Extracted records Block Start
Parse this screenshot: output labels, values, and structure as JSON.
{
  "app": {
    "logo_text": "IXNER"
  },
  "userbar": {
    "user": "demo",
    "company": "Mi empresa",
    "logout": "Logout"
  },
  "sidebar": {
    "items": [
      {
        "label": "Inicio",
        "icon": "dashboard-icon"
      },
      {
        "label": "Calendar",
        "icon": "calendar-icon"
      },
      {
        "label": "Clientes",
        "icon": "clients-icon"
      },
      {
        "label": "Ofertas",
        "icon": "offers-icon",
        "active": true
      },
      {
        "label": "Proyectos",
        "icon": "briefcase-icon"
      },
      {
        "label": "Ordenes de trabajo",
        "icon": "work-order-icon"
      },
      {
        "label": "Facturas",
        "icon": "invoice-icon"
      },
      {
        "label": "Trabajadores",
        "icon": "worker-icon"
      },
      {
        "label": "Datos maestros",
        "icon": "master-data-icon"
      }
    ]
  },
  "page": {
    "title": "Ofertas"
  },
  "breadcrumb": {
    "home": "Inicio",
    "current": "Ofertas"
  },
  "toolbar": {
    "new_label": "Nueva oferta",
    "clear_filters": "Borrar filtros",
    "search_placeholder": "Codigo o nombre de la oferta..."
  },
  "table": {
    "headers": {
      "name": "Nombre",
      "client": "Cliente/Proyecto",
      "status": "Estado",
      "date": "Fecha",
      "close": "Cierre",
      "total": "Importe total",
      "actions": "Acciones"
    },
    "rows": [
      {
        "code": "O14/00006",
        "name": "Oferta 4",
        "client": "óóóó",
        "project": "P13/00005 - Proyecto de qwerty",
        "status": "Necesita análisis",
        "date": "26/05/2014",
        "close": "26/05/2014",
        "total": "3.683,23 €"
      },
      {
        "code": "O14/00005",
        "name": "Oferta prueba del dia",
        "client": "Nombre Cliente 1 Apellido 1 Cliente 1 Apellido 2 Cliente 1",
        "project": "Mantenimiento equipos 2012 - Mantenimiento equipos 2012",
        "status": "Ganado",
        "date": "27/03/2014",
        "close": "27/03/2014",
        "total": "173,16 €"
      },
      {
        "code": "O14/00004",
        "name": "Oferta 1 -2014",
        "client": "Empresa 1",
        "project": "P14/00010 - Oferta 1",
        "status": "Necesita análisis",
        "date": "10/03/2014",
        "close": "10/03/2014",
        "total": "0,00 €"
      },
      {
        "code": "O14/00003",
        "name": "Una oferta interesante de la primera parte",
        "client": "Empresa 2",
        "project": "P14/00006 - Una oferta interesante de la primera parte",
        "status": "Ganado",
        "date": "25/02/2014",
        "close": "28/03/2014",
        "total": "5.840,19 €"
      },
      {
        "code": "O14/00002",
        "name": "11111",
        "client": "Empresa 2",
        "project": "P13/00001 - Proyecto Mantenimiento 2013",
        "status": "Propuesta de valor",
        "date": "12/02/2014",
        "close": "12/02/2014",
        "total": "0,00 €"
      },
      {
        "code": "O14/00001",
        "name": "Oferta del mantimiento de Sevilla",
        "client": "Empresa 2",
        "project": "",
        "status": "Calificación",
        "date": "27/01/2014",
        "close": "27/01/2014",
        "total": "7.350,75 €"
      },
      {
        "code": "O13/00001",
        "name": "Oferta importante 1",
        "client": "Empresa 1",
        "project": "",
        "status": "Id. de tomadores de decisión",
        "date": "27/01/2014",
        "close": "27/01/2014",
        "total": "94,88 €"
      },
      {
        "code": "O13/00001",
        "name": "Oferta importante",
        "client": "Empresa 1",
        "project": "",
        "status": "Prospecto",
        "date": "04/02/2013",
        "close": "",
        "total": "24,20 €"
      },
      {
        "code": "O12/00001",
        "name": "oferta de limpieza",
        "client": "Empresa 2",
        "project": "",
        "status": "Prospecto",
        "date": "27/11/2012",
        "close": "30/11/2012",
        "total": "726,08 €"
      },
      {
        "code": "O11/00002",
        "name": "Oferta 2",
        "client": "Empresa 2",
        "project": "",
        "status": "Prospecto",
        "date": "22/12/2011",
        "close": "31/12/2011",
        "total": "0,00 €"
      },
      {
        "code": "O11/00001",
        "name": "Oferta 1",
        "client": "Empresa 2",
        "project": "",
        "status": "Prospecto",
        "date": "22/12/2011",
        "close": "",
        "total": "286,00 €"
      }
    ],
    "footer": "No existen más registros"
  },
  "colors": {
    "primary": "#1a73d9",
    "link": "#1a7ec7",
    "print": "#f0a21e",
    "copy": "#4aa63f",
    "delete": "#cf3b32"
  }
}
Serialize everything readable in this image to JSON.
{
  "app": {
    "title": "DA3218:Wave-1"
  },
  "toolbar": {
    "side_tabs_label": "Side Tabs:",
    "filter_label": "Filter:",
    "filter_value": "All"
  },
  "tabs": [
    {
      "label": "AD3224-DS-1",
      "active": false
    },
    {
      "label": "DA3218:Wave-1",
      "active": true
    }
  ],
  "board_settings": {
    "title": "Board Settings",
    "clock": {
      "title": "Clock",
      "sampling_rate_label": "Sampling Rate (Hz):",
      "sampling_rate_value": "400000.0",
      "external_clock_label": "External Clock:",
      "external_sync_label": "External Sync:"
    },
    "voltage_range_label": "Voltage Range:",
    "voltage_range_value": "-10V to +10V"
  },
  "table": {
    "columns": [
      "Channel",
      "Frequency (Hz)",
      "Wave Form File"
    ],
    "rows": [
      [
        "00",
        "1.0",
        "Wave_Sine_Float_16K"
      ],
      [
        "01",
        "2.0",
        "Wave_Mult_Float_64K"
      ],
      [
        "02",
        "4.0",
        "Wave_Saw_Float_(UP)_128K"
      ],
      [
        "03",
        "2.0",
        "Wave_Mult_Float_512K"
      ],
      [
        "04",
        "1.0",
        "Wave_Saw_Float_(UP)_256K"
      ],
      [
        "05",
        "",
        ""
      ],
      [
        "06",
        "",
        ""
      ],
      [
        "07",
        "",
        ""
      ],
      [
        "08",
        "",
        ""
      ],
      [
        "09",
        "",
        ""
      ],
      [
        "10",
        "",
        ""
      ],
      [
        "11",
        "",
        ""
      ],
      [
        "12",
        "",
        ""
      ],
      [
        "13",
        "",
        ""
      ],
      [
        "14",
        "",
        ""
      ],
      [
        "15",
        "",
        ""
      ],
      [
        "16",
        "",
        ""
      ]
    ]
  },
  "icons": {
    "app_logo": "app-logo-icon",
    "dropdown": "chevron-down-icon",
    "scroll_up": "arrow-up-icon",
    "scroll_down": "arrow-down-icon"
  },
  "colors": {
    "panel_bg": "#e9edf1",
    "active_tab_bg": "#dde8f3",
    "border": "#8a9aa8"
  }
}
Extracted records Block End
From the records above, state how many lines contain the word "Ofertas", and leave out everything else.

[Result for this task] 3